With current debt level running at approximately US$1.2 billion and pilots, engineers and ground staff remaining unpaid since December last year, Jet Airways requires an injection of US$3 million a day to remain operational.
Interest has been shown in acquiring the stricken carrier by a number of entities, including Etihad Airways, which currently holds a 24 percent stake. However, with the carrier currently generating little revenue and any likely takeover unlikely for several weeks, this may make it impossible for anyone to revive the flagging carrier.
Unpaid staff had threatened strike action but postponed this until the results of the meeting with bankers were revealed.
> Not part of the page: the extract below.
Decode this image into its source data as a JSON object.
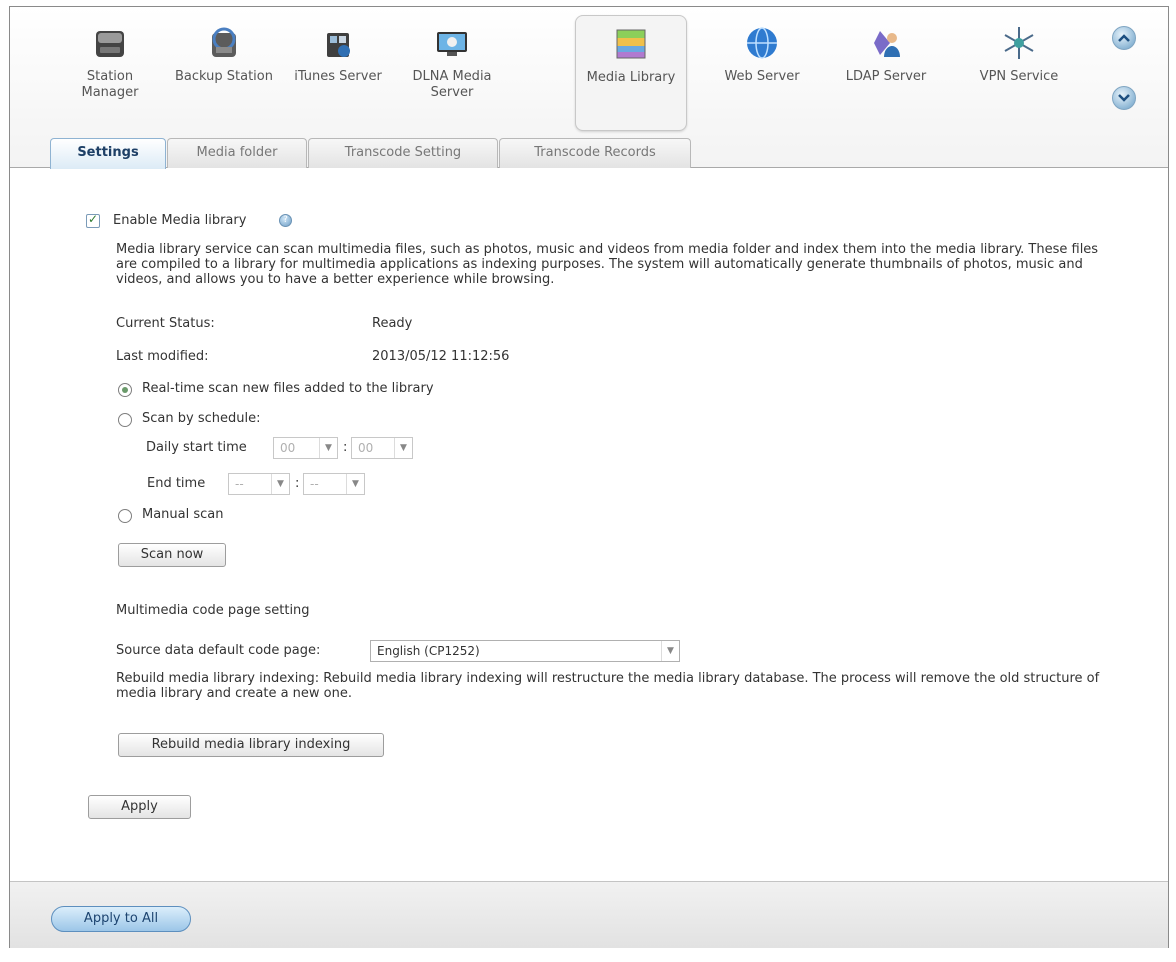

At stake are 23,000 jobs and the failure of the carrier comes at a politically sensitive time as the country is in the midst of a general election. Only last month the Indian government stepped in with the resignation of the carrier’s founder, Naresh Goyal, stepping down as chairman, asking public-sector banks to rescue Jet Airways, though with little success. Goyal currently holds a 52 percent majority stake in Jet Airways, but this is likely to be lost in any debt restructure deal.